The writer continues: "It's ironic that the war of ideas that the West hoped would be fought in the Arab Muslim world after 11 September -- a war against the Islamic fascism of Osama bin Laden that would be waged by Arabs offering a democratic, Islamic, progressive alternative -- has not happened, because there is not enough democracy in most places there for that war to even begin. But it is being fought in Iran -- not in response to 11 September but in response to Iran's own bad experiences with secular despotism and religious despotism."


An editorial in "The Boston Globe" addresses last weekend's parliamentary elections in France. The "Globe" says: "On Sunday, in an unmistakable display of exasperation, French voters went to the polls to throw out a Socialist government they blamed for failing to stop muggers, purse snatchers, and car thieves."

The editorial continues: "The message sent to the political class by French voters seems to be that the public wants a tougher, more effective approach to street crime than the Socialists were able to muster but not the 'French first' scapegoating of immigrants that nationalist Jean-Marie Le Pen was selling."


The "Los Angeles Times" objects in an editorial to what its headline calls U.S. President George W. Bush's "go it alone" approach to international affairs and national security. "As terrorist threats mount, the United States has responded through its defense policies. President Bush's proposal to strengthen the Homeland Security Office is a sizable shift that makes good sense. U.S. international defense policy since World War II is a touchier issue, however. It has depended on collaboration with NATO, the United Nations, and other treaty organizations. That bedrock should remain."

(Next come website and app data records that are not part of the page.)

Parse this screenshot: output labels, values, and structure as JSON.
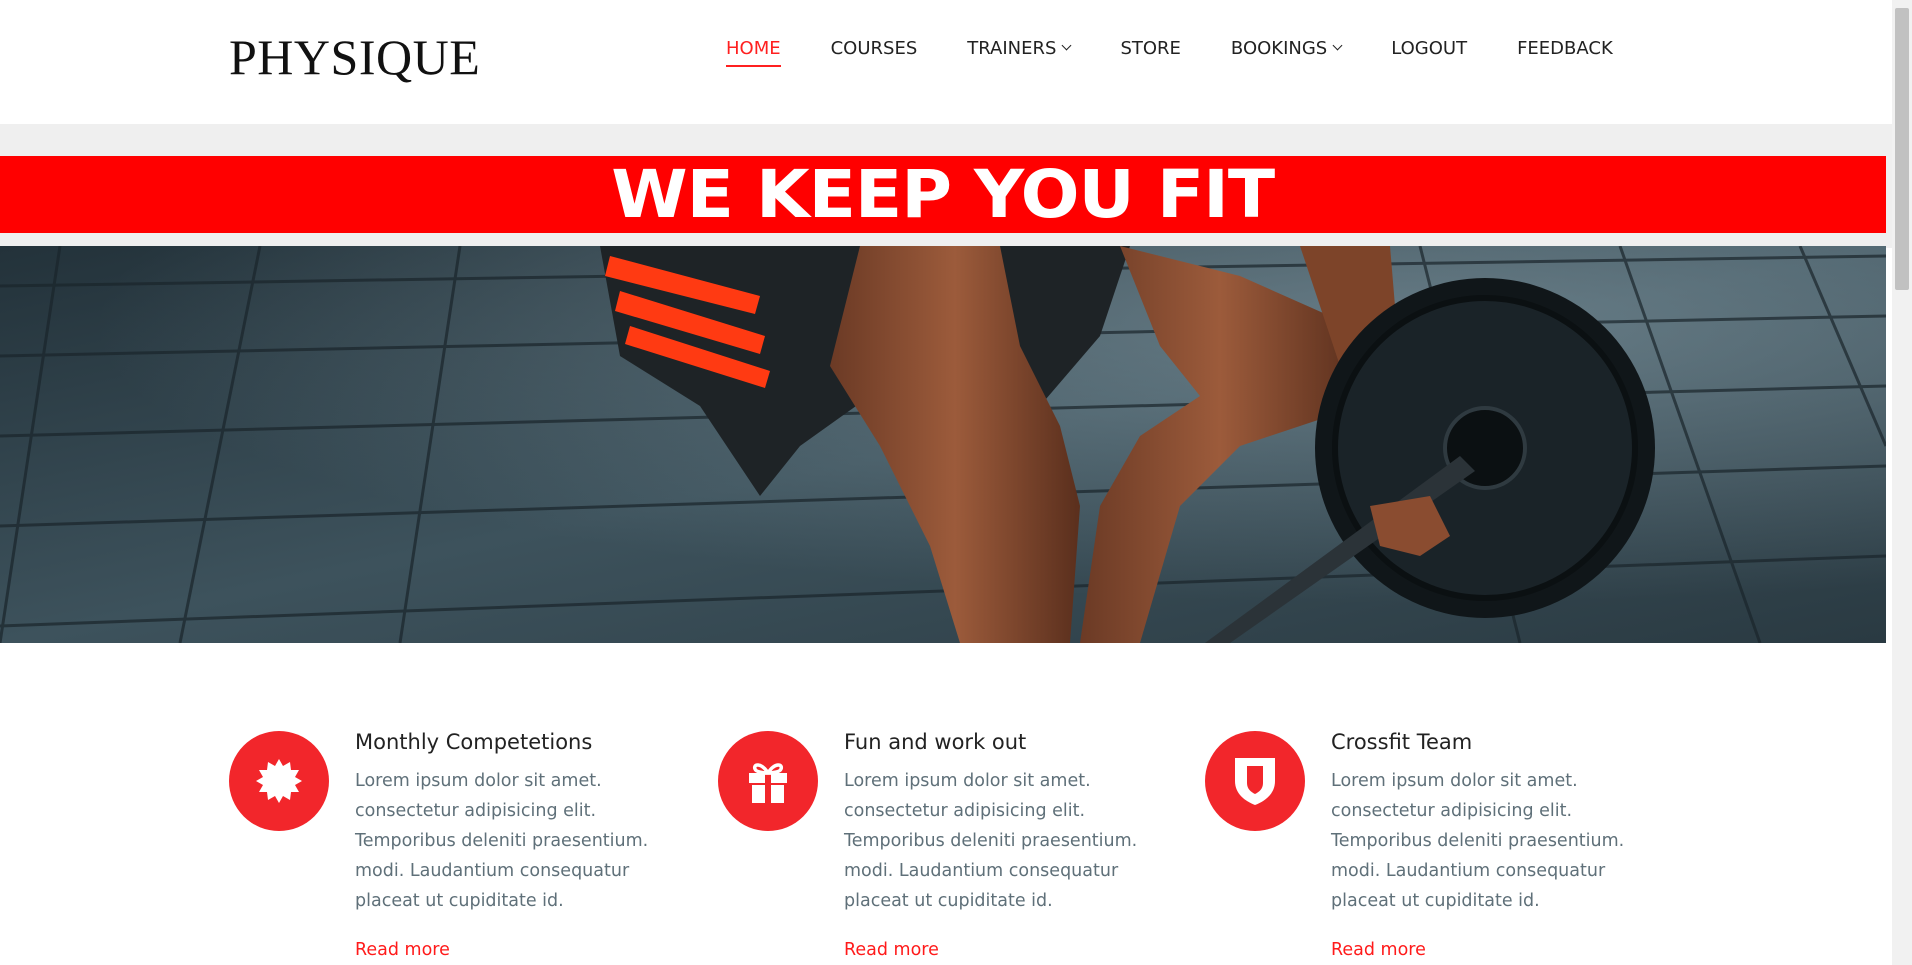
{
  "brand": {
    "logo": "PHYSIQUE",
    "accent_color": "#ff0000"
  },
  "nav": {
    "items": [
      {
        "label": "HOME",
        "active": true,
        "dropdown": false
      },
      {
        "label": "COURSES",
        "active": false,
        "dropdown": false
      },
      {
        "label": "TRAINERS",
        "active": false,
        "dropdown": true
      },
      {
        "label": "STORE",
        "active": false,
        "dropdown": false
      },
      {
        "label": "BOOKINGS",
        "active": false,
        "dropdown": true
      },
      {
        "label": "LOGOUT",
        "active": false,
        "dropdown": false
      },
      {
        "label": "FEEDBACK",
        "active": false,
        "dropdown": false
      }
    ]
  },
  "banner": {
    "text": "WE KEEP YOU FIT"
  },
  "hero": {
    "image": "athlete-lifting-barbell-photo"
  },
  "features": [
    {
      "icon": "badge-icon",
      "title": "Monthly Competetions",
      "text": "Lorem ipsum dolor sit amet. consectetur adipisicing elit. Temporibus deleniti praesentium. modi. Laudantium consequatur placeat ut cupiditate id.",
      "link": "Read more"
    },
    {
      "icon": "gift-icon",
      "title": "Fun and work out",
      "text": "Lorem ipsum dolor sit amet. consectetur adipisicing elit. Temporibus deleniti praesentium. modi. Laudantium consequatur placeat ut cupiditate id.",
      "link": "Read more"
    },
    {
      "icon": "shield-icon",
      "title": "Crossfit Team",
      "text": "Lorem ipsum dolor sit amet. consectetur adipisicing elit. Temporibus deleniti praesentium. modi. Laudantium consequatur placeat ut cupiditate id.",
      "link": "Read more"
    }
  ]
}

The editorial continues: "Bush has made tentative steps toward a more preemptive policy for months, saying the U.S. must respond to threats before they are carried out. In urgent, specific cases such as attacking terrorist training camps, that's fair enough. But his call in a speech Friday (14 June) for a new doctrine of preemptive attacks against potential threats -- maybe Iraq today, yet conceivably any troublesome nation -- goes too far in making the U.S. a power answerable only to itself."